You may ask why the resolution needs to be approved so soon when we are still at least a couple of years away from being able to move to a new stadium, even if planning permission is granted without any delays or obstacles. The reason is that we can’t build a new stadium without having the necessary money available to spend, and a significant chunk of that money will come from the sale of Kingsmeadow. So the Dons Trust Board needs to be authorised by its members to press ahead with the new stadium when all the necessary conditions are met, and the purpose of these votes is to give the board that authority.
These are exciting times, and it scarcely seems real that we are on the verge of fulfilling two of our key aims in one fell swoop, namely to return to Wimbledon and to move into a new stadium. But we mustn’t, and won’t, be carried away by the excitement. Members need to be confident that all the angles have been covered, and that is why detailed briefing material will be sent out before the Special General Meetings in September at which members can express any concerns or seek clarification.
After these briefing meetings, the papers will be sent out for the first vote. If the resolution is passed successfully, then a second vote will be held within a month, and if that vote is successful then we will have made one more significant step along the road towards Plough Lane.

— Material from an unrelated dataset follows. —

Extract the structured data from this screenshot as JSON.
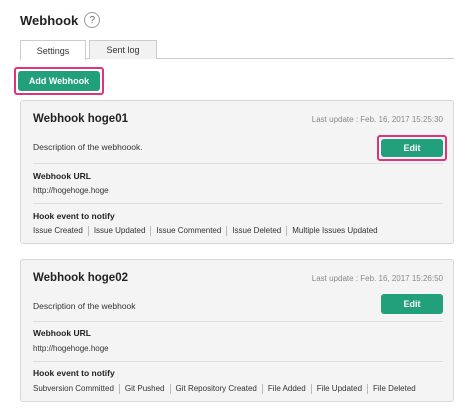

So the moment, or moments, are now approaching. You, the Dons Trust members, must decide what you really want, and if it is – as I’m sure it will be – a new stadium in Wimbledon, then check that you are still a member (or join if you’re not) and make sure you vote, on both occasions.